This system may seem overly convoluted to readers at first in comparison to the simple majority-wins voting system we have in the United States today, but it definitely has its advantages nonetheless.
In our current political system, like aforementioned, voters are often discouraged from voting for smaller and less viable candidates and parties due to the fear of “wasting a vote”. This fear comes from the reality that those smaller candidates don’t often have a realistic chance to attain the highest number of votes/clear a majority threshold, which means that any vote for them won’t have a real effect and could’ve in the voter’s eyes been better spent on being part of the deciding difference between two larger candidates. Ranked Choice Voting removes voters’ fears of wasting their votes on smaller candidates in that they can safely rank the third party candidate they agree with the most first while knowing that their vote still counts and can make a difference should the smaller candidate be eliminated. This has the effect of allowing for a greater degree of political representation and more representation from third parties and independent candidates in legislative bodies, due to an increased number of people voting for them. The big-tent Democratic and Republican parties that dominate American politics today also don’t have an incentive to remain as one group, as their various subdivisions and wings will now have a chance at attaining power independently without the constraints of a large party hierarchy.

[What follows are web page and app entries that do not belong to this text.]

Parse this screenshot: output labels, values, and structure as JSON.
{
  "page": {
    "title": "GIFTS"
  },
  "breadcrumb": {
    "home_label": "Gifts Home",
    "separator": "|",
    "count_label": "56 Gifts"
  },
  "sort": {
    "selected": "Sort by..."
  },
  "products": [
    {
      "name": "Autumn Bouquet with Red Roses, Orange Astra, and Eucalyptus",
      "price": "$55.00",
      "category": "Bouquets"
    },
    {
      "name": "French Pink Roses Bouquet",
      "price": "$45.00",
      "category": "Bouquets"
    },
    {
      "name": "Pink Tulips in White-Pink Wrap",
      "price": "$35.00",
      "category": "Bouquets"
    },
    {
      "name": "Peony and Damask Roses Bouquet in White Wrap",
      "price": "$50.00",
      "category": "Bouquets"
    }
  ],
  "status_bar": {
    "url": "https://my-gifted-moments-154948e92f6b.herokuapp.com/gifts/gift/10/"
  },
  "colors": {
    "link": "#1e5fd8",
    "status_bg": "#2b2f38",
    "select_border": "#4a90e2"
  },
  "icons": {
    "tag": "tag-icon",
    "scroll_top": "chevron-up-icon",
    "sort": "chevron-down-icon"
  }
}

Through breaking up the big-tent parties that dominate US politics (as well as in many democracies around the world nowadays), RCV significantly reduces political apathy by boosting voter desire to vote. Voters, due to now not having to choose between two monotonous candidates that don’t represent their political opinions and knowing that their vote does indeed count, are therefore more likely to participate in voting.
American politics, due to being defined by a faulty voting system that encourages an unrepresentative two-party system and makes voters feel like their vote doesn’t matter, leads to a high degree of voter apathy and therefore low political representation. Ranked Choice Voting offers a (relatively simple) solution that addresses most of the issues caused by our current voting system, and therefore increases citizen participation in politics dramatically. As aforementioned, this increased participation in politics is crucial towards the health of a democracy, as only when a large proportion of the population is engaged can the government be truly representative and responsive to the needs of the people. Therefore, the implementation of a Ranked Choice Voting system nationwide in the United States would be an extremely beneficial move for the health of our democracy as a whole and therefore is a crucial electoral reform that must be considered in tandem with other proposals for reform.
For more information on Ranked Choice Voting, please head to https://www.fairvote.org/